Author accused of repeating ‘lazy inaccuracies’ about businessman’s role in Russian politics and society
Defence and security editor
Roman Abramovich’s lawyer said it was defamatory to describe the businessman as having “a corrupt relationship” with the Russian president, Vladimir Putin, and that he had acted “covertly at his direction” in key business deals such as the purchase of Chelsea football club.
Speaking on the first morning of a preliminary hearing of a high court libel claim against a bestselling book about the modern Kremlin, Hugh Tomlinson QC said the 54-year-old billionaire did not “bring this claim lightly” and understood it could be characterised as “an attack on public interest journalism”.
The lawyer also accused the author Catherine Belton in her book Putin’s People of repeating “lazy inaccuracies” about his position in Russian politics and society.
The barrister said Abramovich was complaining about 26 extracts in the book at the beginning of a two-day hearing in the high court aimed at determining the meaning of key passages ahead of a full trial, in a case that is being seen as a test of England’s libel laws and their impact on investigative journalism.
Belton, a special correspondent with Reuters, is also being sued for libel by the Russian state-owned energy giant Rosneft.

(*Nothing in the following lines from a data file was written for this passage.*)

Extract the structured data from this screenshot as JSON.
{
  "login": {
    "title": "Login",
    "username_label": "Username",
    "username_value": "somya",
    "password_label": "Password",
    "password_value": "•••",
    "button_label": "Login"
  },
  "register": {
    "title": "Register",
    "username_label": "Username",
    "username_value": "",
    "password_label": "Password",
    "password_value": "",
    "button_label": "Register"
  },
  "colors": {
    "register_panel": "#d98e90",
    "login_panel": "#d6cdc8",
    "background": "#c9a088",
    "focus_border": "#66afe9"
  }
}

At the heart of Abramovich’s complaint is that the billionaire’s £150m purchase of Chelsea FC in 2003 was “directed” by the Russian president. Tomlinson said the words in Belton’s book meant that Putin had ordered Abramovich to purchase the club as “part of a scheme to corrupt the west by corrupting local elites” and to “build a bulkhead of Russian influence”.
“The ordinary and reasonable reader would inevitably come out with the view that Roman Abramovich was instructed to buy Chelsea … so he was being used as the acceptable face of a corrupt and dangerous regime,” Tomlinson said.
He added: “At no stage is the reader told that actually Abramovich is someone who is distant from Putin and doesn’t participate in the many and various corrupt schemes that are described,” Tomlinson said. “On the contrary, he’s described as making corrupt payments.”
Andrew Caldecott QC, acting for Belton and HarperCollins, argued that Belton’s argument about the purchase of Chelsea FC was more nuanced. The book cited three sources for the proposition that Abramovich bought the club at the direction of Putin, Sergei Pugchaev, a former member of the president’s inner circle, and two others.
But he added that Belton herself did not draw a firm conclusion. “Now this is a case where we say the authorial position plainly leaves it open,” Caldecott said, indicating that Belton wrote “But whatever the truth of the matter, Abramovich’s choice of Chelsea became a symbol of Russian cash that was flooding into the UK.”
Caldecott said Belton had also incorporated a denial of the claim – from a friend of Abramovich’s in the text – to make clear the position was contested. But Tomlinson argued the phrasing was cursory, that it was “a bare denial”.
In the afternoon, the court also heard that a settlement had been reached in two other related cases: one involving the Russian businessman Mikhail Fridman, 57, who had brought a similar libel claim against HarperCollins, and a data protection claim brought against the publisher by Petr Aven, 66, the head of the Russian lender Alfa-Bank.
Tomlinson told the court the publisher had “agreed to remove” the material in dispute and had agreed to apologise.
Lawyers for HarperCollins said the changes the publisher made to settle Fridman and Aven’s claims were minor, covering three paragraphs. HarperCollins added it had “amended some statements” and expressed regret that the disputed points had not been put to the two men prior to publication.
Earlier, Tomlinson, who is representing Abramovich, as well as Fridman and Aven, had said there was “no relationship” between the claims. He told Mrs Justice Tipples he was instructed to act for the three men “coincidentally and entirely independently” and that there was “not any kind of coordination between these claimants”.
In the week prior to the hearing, the anti-corruption campaigner Bill Browder said the case “threatens to be the biggest legal pile-on I’ve ever seen and it risks deterring future journalists from writing about Putin’s wealth”.
The hearing is expected to continue on Thursday examining Rosneft’s claim. A judgment relating to the hearing is expected in a few weeks, while a full trial in the libel case is not likely until 2022.